■ **WHAT THE EXERCISE ASKS**: The required result is the number of lines below that hold the word "páginas", stated without anything else.

■ **Dataset rows describing interfaces**:

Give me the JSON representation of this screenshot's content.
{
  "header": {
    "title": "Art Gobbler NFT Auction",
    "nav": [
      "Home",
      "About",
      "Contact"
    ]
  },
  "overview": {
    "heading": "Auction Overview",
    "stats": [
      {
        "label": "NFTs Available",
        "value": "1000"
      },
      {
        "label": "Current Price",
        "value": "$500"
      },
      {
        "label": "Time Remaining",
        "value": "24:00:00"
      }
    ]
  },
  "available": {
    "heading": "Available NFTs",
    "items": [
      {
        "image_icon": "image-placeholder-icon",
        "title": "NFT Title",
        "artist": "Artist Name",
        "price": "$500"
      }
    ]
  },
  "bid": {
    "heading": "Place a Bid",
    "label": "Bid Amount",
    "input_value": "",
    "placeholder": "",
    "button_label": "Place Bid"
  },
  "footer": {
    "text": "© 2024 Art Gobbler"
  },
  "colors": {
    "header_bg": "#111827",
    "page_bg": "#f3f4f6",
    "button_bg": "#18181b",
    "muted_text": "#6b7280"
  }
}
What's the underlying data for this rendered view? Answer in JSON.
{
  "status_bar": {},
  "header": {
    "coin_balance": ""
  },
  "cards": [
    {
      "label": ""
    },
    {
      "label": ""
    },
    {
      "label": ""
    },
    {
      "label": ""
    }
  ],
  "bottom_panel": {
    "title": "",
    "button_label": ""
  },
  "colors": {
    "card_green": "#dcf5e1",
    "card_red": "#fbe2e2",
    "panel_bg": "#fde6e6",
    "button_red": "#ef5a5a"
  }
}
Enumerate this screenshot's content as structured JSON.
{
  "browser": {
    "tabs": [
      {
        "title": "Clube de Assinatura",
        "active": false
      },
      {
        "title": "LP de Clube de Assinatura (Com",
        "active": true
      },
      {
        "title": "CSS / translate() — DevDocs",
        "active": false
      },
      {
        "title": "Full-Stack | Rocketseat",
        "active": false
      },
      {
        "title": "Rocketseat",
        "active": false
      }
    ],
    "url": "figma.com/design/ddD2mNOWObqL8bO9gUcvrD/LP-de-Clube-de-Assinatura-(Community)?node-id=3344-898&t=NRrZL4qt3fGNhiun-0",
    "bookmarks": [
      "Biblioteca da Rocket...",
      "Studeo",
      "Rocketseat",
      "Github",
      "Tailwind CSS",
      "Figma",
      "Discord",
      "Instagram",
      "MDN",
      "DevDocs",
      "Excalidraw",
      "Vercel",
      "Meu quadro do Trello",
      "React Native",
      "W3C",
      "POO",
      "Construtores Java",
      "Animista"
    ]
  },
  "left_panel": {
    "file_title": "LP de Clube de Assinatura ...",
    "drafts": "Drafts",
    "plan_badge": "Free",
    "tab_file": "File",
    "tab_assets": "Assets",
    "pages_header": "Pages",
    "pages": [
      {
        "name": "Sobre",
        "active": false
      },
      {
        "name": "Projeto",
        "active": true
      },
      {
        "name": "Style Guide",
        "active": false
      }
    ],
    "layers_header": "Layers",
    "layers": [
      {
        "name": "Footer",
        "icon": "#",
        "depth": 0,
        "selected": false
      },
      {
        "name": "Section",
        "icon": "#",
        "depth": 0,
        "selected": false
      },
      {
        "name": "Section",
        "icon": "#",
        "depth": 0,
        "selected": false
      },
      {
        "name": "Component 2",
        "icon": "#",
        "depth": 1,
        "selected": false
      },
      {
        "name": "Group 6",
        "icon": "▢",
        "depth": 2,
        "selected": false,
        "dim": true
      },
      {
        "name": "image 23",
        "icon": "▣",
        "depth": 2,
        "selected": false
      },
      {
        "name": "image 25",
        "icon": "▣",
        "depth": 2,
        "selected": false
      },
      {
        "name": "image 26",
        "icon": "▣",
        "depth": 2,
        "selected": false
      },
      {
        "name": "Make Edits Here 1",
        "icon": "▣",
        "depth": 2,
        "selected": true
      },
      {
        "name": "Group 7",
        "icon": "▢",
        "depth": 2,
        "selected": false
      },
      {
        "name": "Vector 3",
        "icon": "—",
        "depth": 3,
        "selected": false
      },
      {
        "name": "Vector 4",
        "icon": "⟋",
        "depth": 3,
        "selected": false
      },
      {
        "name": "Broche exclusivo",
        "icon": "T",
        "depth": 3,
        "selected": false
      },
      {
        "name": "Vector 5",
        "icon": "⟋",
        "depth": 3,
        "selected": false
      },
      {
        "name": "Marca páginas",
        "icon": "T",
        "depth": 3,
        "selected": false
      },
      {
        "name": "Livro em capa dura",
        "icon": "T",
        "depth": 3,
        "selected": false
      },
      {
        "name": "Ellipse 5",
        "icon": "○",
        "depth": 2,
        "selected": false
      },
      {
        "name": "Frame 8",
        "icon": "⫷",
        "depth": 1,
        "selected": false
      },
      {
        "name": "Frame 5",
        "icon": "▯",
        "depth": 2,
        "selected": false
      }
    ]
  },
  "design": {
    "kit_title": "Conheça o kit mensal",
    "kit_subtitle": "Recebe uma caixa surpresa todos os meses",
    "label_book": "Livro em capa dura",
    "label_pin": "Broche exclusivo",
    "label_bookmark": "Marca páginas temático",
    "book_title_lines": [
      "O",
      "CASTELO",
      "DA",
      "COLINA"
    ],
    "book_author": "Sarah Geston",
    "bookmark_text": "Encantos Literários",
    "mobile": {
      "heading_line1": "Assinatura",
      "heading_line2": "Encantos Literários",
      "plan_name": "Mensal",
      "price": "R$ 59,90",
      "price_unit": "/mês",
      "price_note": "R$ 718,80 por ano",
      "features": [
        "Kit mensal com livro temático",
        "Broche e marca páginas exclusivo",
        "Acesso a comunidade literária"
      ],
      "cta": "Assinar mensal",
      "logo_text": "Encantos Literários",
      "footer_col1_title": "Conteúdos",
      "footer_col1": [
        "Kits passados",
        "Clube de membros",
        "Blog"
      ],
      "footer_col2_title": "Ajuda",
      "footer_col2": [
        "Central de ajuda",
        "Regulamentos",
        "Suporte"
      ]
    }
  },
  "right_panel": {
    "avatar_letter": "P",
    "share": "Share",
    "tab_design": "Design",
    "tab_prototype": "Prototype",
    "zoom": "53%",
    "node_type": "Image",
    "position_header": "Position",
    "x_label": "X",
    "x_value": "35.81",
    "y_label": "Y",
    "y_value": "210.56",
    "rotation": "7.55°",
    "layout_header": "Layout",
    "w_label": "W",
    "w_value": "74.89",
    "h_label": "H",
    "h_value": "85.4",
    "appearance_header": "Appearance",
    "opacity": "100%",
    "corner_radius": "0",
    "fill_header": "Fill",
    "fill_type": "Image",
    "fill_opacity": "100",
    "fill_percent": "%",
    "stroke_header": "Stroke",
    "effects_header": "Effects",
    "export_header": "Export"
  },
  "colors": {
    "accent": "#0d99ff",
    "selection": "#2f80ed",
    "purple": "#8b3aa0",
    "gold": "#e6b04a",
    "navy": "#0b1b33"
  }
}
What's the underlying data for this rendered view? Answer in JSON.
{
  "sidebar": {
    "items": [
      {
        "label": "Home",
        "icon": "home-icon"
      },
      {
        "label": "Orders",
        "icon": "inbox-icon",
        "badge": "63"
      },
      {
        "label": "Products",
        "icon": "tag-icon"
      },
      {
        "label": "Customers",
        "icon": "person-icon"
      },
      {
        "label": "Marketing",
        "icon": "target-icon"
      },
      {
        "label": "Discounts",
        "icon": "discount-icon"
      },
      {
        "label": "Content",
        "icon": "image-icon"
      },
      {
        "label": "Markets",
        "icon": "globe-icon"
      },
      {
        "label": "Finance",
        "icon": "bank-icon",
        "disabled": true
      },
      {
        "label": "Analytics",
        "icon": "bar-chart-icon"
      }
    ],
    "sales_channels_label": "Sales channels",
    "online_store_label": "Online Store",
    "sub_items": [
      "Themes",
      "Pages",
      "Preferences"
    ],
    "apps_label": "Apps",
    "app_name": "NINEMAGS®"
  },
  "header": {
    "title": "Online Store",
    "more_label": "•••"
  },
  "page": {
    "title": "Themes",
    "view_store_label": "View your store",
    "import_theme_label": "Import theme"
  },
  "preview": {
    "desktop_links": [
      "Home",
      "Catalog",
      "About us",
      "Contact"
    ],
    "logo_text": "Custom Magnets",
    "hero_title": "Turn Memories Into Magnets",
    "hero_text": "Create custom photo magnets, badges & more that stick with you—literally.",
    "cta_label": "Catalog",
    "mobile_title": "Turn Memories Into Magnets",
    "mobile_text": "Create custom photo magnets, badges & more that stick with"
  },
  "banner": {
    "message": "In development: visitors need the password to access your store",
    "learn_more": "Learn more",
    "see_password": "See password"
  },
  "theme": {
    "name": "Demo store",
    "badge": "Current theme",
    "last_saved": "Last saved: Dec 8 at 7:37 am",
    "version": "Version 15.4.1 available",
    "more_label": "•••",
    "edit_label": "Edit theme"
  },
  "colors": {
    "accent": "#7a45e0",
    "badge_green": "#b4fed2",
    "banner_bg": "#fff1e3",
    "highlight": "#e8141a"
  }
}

■ **WRITTEN SOLUTION**: 3